    • • Autonomy of Children • Children are considered as not having developed cognitive abilities to make informed decisions • Development of law regarding children and young persons has increased some freedoms and improved rights • Ex-nuptial Children (outside marriage) • In the past had no legal status • Status of Children Act 1996 (NSW)Monday, 21 November 2011 34
    • Question Time: • 1. Evaluate the influence of the UN CROC on Family Law • 2. Explain the concept of ‘best interests of the child’ as elaborated by the Family Law Act 1975 (Cth) • 3. Explain the concept of ‘Parental Responsibility’ giving examples Hint: These 3 questions are important to major themes in family lawMonday, 21 November 2011 35
    • Adoption • Process of transferring parent rights and responsibilities from biological parents to adoptive parentsMonday, 21 November 2011 36
    • Adoption Act 2000 (NSW) • Both parents must give consent to give up child (If single parent, mother gives consent while notifying father having 14 days to respond) • Children aged over 12 yrs must consent to their own adoption • Birth mother cannot consent within 3 days from birth • If birth parents give consent, a 30 day cooling off period will applyMonday, 21 November 2011 37
    • Adoption lawMonday, 21 November 2011 38
    • Who can Adopt? • Married couples and de facto relationships of more than 3 years • Individuals who are not in a relationship • Over 21 years but under 51 years of age • Males – 18 years older than the child • Females – 16 years older than the child • ‘Good Repute’ and be ‘fit and proper’Monday, 21 November 2011 39
    • Adoption in australiaMonday, 21 November 2011 40
    • Adoption Approved • New birth certificate issued • Adoptive parents now have legal responsibility • Child has the right to inherit the estate of their adoptive parentsMonday, 21 November 2011 41
    • Adoption Overseas • Child’s culture needs to be preserved • In NSW, prospective parents apply through DOCS • Child must meet migration standards otherwise department of immigration and citizenship may be refusedMonday, 21 November 2011 42

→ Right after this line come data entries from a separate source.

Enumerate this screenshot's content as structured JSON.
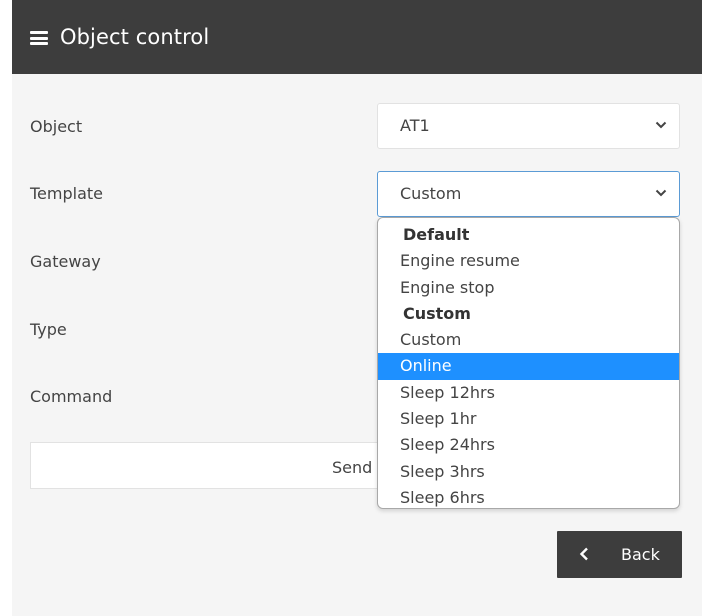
{
  "header": {
    "title": "Object control",
    "menu_icon": "hamburger-menu-icon"
  },
  "form": {
    "object": {
      "label": "Object",
      "value": "AT1"
    },
    "template": {
      "label": "Template",
      "value": "Custom"
    },
    "gateway": {
      "label": "Gateway"
    },
    "type": {
      "label": "Type"
    },
    "command": {
      "label": "Command"
    }
  },
  "send": {
    "label": "Send"
  },
  "dropdown": {
    "options": [
      {
        "text": "Default",
        "group": true
      },
      {
        "text": "Engine resume"
      },
      {
        "text": "Engine stop"
      },
      {
        "text": "Custom",
        "group": true
      },
      {
        "text": "Custom"
      },
      {
        "text": "Online",
        "selected": true
      },
      {
        "text": "Sleep 12hrs"
      },
      {
        "text": "Sleep 1hr"
      },
      {
        "text": "Sleep 24hrs"
      },
      {
        "text": "Sleep 3hrs"
      },
      {
        "text": "Sleep 6hrs"
      }
    ]
  },
  "back": {
    "label": "Back",
    "icon": "chevron-left-icon"
  },
  "colors": {
    "header": "#3d3d3d",
    "highlight": "#1e90ff",
    "focus_border": "#5b9bd5",
    "panel": "#f5f5f5"
  }
}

    • Accessing Information on Biological Parents • The Adoption Act 2000 (NSW) allows relinquishing parents and adopted children the right to request information from DOCS • Adopted children over 18 and biological parents may apply for a ‘supply authority’ (find information) • On the other hand, parents and children who do not want to be contacted can lodge a ‘contact veto’. Fines apply if not followed correctlyMonday, 21 November 2011 43